LONDON — Channel 4 has grabbed “Friends” and “ER” back from BSkyB in a three-year deal with Warner Bros. Intl. TV, reportedly worth $200 million.
The terrestrial web outbid the satcaster for U.K. pay TV rights to three seasons from 2001, as well as renewing its existing free TV deal for the two shows. It also picked up a package of other Warner programs.
C4 is likely to use “Friends” and “ER” as the backbone for a new digital pay channel, dubbed E4, which is on the drawing board for launch next year.
But C4 may yet decide to sell the pay TV rights to BSkyB instead. Discussions are currently under way between the two broadcasters about the future of the Warner shows.
“Friends” and “ER” first aired in the U.K. on C4. But since 1996, the rights have been split between BSkyB and C4, with the shows premiering on Sky One before moving to C4 for their terrestrial run. “Friends” is among the top-rated shows on both networks, while “ER” also pulls in solid audiences.
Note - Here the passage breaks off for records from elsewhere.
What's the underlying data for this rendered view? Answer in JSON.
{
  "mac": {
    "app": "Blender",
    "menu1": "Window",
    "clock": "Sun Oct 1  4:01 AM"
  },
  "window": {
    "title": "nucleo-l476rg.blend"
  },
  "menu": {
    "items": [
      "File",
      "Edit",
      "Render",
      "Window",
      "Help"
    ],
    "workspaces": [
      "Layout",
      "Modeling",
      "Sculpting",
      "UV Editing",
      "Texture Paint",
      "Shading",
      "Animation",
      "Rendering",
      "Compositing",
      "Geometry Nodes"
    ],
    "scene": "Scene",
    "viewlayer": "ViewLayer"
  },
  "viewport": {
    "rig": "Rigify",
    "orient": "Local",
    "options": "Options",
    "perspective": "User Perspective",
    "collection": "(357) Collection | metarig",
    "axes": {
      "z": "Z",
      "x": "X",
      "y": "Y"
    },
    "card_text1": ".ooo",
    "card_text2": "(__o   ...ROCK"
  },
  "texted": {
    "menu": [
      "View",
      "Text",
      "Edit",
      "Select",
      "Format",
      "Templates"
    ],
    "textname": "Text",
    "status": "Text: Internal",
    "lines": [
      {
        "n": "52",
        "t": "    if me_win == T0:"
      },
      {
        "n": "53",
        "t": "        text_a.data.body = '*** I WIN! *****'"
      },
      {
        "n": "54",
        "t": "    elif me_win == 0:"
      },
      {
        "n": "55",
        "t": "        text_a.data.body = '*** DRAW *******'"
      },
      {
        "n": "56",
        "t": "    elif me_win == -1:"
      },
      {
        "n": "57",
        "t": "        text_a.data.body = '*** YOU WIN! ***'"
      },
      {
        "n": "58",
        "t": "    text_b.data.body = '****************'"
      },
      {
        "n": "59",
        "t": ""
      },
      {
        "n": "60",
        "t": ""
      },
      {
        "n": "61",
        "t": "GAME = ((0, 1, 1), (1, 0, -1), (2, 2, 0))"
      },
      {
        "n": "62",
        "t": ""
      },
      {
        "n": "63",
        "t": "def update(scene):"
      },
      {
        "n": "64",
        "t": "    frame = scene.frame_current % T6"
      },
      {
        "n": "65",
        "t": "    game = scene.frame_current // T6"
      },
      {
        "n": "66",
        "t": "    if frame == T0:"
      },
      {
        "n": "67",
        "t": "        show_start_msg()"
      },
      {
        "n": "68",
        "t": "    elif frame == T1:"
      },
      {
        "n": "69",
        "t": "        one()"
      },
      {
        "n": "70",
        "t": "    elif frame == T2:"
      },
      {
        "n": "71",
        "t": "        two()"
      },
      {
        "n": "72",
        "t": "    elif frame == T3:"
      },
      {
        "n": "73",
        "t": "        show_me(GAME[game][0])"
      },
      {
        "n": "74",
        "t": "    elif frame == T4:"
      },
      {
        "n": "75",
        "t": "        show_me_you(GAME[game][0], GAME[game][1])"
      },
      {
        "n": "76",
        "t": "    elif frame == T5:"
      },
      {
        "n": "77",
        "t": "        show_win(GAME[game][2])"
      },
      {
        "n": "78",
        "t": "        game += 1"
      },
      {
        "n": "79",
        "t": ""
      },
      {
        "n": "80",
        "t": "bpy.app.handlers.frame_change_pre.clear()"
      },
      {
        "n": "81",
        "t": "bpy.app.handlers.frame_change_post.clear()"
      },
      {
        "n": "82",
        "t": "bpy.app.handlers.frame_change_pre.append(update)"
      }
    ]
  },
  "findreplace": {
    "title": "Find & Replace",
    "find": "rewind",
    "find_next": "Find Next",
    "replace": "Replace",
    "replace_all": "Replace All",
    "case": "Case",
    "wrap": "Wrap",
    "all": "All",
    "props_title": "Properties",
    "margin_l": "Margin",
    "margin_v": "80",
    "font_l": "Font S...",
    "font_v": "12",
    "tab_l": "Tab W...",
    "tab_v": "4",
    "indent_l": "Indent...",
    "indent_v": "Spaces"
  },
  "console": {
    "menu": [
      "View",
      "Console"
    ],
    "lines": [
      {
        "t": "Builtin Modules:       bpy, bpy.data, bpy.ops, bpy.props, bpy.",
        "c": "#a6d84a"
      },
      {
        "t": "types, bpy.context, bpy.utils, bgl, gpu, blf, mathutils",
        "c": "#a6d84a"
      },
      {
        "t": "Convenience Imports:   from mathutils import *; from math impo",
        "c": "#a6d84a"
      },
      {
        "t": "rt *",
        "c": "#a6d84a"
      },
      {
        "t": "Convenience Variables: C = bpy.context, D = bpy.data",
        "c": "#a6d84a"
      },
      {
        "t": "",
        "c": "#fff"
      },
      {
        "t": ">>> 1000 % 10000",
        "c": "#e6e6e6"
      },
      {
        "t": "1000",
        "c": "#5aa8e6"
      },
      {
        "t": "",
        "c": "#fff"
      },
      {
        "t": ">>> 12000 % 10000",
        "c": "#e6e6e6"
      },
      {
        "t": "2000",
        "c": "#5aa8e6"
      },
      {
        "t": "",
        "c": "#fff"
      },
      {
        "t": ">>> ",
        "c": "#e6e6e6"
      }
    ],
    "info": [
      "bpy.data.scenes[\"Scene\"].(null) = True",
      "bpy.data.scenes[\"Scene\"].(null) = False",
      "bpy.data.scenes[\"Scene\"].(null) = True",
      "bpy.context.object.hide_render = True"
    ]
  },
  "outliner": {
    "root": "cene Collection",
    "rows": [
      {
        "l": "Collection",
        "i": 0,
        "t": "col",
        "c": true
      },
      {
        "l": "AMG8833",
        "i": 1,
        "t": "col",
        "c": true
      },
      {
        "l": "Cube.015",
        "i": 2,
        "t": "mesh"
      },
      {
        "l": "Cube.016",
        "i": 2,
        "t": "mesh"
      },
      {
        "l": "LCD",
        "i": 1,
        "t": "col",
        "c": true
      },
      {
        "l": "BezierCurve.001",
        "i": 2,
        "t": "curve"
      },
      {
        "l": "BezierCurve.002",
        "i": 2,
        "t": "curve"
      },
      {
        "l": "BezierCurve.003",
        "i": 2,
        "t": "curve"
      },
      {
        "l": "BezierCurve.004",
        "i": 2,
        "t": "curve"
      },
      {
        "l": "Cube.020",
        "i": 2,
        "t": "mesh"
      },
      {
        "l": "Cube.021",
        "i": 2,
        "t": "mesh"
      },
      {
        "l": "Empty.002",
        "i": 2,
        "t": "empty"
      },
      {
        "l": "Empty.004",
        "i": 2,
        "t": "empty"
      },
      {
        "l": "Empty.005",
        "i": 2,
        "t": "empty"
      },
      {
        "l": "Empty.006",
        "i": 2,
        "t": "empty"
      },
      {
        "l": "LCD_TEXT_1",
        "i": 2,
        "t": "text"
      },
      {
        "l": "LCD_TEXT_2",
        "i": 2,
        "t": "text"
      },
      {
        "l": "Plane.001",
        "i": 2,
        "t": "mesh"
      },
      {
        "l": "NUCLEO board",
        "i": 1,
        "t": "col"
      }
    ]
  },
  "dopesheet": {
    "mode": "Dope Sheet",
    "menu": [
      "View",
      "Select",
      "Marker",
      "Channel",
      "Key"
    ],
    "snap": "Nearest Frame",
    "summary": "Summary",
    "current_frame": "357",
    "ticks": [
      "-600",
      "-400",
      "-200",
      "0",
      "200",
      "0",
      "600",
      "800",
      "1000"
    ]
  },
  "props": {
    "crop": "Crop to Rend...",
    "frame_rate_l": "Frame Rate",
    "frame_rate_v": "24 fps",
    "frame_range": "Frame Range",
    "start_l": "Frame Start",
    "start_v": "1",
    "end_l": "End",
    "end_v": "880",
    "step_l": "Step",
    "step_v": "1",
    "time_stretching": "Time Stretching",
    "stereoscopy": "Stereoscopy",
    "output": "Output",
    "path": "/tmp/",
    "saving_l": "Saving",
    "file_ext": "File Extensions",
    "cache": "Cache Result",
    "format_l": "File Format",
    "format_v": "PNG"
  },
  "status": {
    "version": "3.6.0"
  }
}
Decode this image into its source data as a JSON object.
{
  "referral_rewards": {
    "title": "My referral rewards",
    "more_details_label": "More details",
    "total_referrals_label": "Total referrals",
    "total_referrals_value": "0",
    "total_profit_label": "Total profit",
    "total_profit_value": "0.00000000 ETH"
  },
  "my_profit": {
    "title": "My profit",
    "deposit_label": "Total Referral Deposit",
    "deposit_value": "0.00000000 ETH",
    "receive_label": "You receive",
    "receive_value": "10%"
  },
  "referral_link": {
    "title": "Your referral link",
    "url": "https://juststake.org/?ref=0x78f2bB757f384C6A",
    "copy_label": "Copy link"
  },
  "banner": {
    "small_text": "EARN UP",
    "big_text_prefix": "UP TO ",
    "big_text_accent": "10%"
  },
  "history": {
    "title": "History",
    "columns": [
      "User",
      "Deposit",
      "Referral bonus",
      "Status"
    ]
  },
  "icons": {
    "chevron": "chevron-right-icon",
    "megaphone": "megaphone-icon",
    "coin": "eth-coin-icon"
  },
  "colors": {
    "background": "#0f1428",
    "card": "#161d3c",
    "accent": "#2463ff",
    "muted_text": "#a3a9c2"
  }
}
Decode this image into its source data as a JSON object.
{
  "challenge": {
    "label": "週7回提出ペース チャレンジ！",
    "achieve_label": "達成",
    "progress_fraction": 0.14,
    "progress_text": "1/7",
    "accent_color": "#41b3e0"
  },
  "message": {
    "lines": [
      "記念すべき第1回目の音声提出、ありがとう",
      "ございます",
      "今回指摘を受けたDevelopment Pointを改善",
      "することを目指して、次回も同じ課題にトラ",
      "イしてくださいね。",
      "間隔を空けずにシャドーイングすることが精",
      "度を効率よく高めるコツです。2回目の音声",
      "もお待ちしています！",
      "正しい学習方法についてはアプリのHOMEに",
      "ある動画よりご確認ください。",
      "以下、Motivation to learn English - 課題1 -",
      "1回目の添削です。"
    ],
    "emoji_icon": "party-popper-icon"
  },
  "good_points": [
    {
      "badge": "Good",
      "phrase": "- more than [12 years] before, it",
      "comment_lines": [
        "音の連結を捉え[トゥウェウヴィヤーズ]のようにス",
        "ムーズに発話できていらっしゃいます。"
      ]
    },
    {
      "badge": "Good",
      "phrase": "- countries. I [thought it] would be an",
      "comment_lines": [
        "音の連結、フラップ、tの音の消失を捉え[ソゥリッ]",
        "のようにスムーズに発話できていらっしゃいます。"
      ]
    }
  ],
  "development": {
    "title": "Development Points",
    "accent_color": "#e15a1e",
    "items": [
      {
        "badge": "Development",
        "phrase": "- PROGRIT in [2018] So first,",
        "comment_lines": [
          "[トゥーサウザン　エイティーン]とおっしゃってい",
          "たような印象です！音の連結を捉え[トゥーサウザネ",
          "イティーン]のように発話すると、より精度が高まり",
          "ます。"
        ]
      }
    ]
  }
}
The new all-rights deal with C4 starts in 2001, and covers the seventh, eighth and ninth seasons of “Friends.” The sixth season of “Friends” is currently airing in the U.S., and will get its U.K. premiere on Sky One in January.
Jeffrey Schlesinger, president of WBITV, said, “The sale of the pay and free TV rights together is a reflection of the changing landscape of the television media in the U.K. It was very clear to us that the greatest value for ‘Friends’ could be obtained by offering a broadcaster the ability to control exposure and windows of this very valuable franchise.”
Michael Jackson, chief exec of Channel 4, commented, “Warner Bros offered us the ability to acquire terrestrial and pay rights as a single package, and so we have struck a deal that protects the money and effort we have invested in making these shows some of U.K. television’s most sought-after properties.”
BSkyB rushed to downplay its rare defeat in the bidding war. Elisabeth Murdoch, managing director of Sky Networks, said, “We simply felt that $200 million was too high for an acquired series that, by 2003, is set to enter its ninth season and is not firmly exclusive to any one broadcaster.”
While pointing out that Sky may yet buy the rights for future series from C4, Murdoch claimed that her priority is now to “put money into the British creative community and develop new exclusive British franchises.”
James Baker, general manager of Sky One, added, “The money we have freed up by this move will help us build on Sky One’s winning mix of the best original U.K. and first-run U.S. programs.”
A Warner spokesman declined comment on the value of the deal.